|US2522120||Sep 22, 1948||Sep 12, 1950||Kaskey Louis G||Contoured pillow|
|US3312987||Apr 21, 1965||Apr 11, 1967||Emery William M||Small wrinkle-free face pillows|
|US3593340||Aug 29, 1969||Jul 20, 1971||Gerald Lee Powell||Protection pads|
|US4060863||Nov 8, 1976||Dec 6, 1977||Concraig Holdings Limited||Cushions or pillows|
|US4120052||Oct 12, 1977||Oct 17, 1978||Royal Textile Mills, Inc.||Cushioned protector|
|US4177806||Nov 9, 1977||Dec 11, 1979||Griffin Teaford A||Knee pillow|
|US4371985 *||May 6, 1980||Feb 8, 1983||Naum Pokhis||Conical bladder|
|US4706302||Sep 4, 1986||Nov 17, 1987||Padfield Barbara J||Comfort pad|

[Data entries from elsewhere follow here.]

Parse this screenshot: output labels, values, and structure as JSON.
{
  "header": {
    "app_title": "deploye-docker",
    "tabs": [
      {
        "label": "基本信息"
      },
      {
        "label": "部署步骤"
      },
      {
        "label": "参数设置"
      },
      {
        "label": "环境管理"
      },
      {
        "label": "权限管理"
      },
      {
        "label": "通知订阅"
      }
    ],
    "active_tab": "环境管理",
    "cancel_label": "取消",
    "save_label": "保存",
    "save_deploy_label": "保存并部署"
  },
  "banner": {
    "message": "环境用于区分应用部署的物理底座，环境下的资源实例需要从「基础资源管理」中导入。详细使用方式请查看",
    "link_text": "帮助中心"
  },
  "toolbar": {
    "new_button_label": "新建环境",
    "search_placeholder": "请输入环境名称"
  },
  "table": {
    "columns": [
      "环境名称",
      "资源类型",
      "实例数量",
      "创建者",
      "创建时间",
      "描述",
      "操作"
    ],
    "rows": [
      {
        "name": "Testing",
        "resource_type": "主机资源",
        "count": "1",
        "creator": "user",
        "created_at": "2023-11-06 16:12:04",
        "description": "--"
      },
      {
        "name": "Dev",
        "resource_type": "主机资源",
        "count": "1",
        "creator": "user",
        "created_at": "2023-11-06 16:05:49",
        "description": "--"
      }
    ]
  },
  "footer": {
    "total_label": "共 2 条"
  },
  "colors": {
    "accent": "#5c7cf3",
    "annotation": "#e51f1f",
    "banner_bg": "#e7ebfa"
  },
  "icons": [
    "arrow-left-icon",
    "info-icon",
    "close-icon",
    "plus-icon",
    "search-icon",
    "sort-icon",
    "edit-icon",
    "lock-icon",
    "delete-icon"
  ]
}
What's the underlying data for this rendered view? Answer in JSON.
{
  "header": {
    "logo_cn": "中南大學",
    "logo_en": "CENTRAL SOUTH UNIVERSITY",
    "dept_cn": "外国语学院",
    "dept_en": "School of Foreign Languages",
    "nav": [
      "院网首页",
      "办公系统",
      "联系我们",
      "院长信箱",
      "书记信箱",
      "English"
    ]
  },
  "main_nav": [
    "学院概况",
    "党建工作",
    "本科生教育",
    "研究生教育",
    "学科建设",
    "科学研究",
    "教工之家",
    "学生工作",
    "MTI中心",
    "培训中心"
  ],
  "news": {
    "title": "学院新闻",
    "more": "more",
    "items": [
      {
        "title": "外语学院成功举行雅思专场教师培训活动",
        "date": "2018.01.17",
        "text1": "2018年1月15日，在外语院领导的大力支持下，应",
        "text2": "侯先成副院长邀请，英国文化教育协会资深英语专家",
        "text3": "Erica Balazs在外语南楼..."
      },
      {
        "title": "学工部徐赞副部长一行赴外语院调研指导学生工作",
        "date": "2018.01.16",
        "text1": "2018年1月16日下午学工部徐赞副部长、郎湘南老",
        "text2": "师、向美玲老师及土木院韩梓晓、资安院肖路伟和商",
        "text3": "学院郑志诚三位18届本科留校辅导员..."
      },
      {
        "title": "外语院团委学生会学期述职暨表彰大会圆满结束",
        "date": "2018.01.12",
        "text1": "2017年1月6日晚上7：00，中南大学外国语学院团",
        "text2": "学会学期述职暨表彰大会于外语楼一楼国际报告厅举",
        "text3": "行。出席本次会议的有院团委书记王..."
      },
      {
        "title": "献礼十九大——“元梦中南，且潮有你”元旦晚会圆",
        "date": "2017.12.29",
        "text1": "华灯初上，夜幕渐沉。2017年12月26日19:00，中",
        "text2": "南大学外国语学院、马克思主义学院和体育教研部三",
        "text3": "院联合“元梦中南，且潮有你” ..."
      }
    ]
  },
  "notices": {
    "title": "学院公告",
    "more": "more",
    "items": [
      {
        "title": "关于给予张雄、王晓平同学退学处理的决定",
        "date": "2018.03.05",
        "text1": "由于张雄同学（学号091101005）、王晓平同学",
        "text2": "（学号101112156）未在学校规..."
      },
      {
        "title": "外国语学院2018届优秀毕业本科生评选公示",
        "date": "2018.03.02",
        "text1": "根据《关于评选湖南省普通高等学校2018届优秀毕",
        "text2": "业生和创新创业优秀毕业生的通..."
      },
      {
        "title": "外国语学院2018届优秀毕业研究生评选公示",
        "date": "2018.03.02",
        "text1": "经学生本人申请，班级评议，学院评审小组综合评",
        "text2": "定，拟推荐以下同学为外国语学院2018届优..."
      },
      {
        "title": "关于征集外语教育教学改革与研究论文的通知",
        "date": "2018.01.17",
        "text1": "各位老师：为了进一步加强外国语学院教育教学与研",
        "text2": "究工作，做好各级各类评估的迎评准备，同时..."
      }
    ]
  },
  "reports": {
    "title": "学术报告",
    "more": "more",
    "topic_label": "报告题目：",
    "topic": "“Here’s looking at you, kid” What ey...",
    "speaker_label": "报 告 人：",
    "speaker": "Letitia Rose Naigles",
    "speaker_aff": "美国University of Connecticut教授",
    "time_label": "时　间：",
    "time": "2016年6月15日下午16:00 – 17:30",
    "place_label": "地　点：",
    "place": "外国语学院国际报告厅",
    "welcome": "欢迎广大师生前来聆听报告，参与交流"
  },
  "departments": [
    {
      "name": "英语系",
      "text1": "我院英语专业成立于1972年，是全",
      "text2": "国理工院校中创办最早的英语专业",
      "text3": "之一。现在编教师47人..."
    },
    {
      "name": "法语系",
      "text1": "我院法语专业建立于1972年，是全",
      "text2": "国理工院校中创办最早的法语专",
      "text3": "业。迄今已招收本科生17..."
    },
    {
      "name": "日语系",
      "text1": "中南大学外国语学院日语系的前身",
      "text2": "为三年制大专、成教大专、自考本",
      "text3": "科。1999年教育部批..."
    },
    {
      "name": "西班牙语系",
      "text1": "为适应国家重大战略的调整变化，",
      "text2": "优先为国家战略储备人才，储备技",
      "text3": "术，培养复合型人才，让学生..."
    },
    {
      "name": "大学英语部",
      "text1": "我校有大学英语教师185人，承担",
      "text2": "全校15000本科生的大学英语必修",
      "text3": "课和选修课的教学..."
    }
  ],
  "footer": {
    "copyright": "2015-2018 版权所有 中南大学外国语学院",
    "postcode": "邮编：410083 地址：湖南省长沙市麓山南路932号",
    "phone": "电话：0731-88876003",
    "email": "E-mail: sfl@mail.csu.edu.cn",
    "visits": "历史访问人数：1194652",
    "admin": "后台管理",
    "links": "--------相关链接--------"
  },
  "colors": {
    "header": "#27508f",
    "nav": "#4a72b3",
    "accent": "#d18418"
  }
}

|US4736477||Dec 30, 1986||Apr 12, 1988||The Better Back Care Corporation||Knee pillow|
|US4889109||Feb 6, 1989||Dec 26, 1989||Gifford Koger B||Knee separation cushion|
|US5117522||Mar 27, 1991||Jun 2, 1992||Everett Peter M||Leg pillow|
|US5451201||Dec 8, 1993||Sep 19, 1995||Innovative Footwear Corporation||Joint support apparatus|
|US5544378||Jun 7, 1995||Aug 13, 1996||Chow; Pok Y. J.||Inflatable pillow|
|US5560041||May 11, 1995||Oct 1, 1996||Walker; Candi L.||Equestrian knee grip-pad and protector|
|US5613941||Jun 12, 1995||Mar 25, 1997||Innovative Footwear Corporation||Joint support apparatus|
|US6145508||Mar 6, 2000||Nov 14, 2000||Seip, Jr.; Earl W.||Comfort pillow|
|US6182311||May 21, 1999||Feb 6, 2001||Richard Lawrence Buchanan||Therapeutic between-the-legs support pillow assembly|
|US6438779||Nov 10, 2000||Aug 27, 2002||Eric J. Brown||Knee pillow|
|US6637059||Aug 14, 2002||Oct 28, 2003||David D. Baker||Inflatable pillow for use with a halo restraint|
|US6748615 *||Jan 3, 2003||Jun 15, 2004||Bobbi-Jo Tiedemann||Neck supporting pillow construction|
|US6807697||Jan 31, 2002||Oct 26, 2004||Annie Roelofina Druery||Postural pillow|
|US6954953||Jun 30, 2004||Oct 18, 2005||Bordan Nancy C||Novelty cushion|
|US6957462 *||Nov 17, 2004||Oct 25, 2005||Wilcox Richard B||Pillow with slidable strap through it|
|US20030005521||Jun 14, 2002||Jan 9, 2003||Les Nuages, Llc||Knee and ankle alignment pillow|
|Citing Patent||Filing date||Publication date||Applicant||Title|
|US7971292||Jul 5, 2011||Nedunchezian Sithian||Pocketed bedsheet, system and method|
|US20100083993 *||Apr 8, 2010||Orthostandard, Llc||Attachment for ambulatory assist device|
|US20110296616 *||Jun 6, 2010||Dec 8, 2011||Conghua Li||Cushion with a stiffening insert|
|WO2012052997A2 *||Oct 11, 2011||Apr 26, 2012||D.I.P. Plastic Industries Ltd.||Inflatable article and method for its manufacturing|
|WO2012052997A3 *||Oct 11, 2011||Jul 12, 2012||D.I.P. Plastic Industries Ltd.||Inflatable article and method for its manufacturing|
|U.S. Classification||5/648, 5/660, 5/657, 128/882, 5/655.3|
|International Classification||A61F5/37, A47C16/02|
|Cooperative Classification||A61F13/069, A41D13/065|
|European Classification||A61F13/06D9, A41D13/06B|
|May 1, 2012||FPAY||Fee payment|
Year of fee payment: 4
|Jun 17, 2016||REMI||Maintenance fee reminder mailed|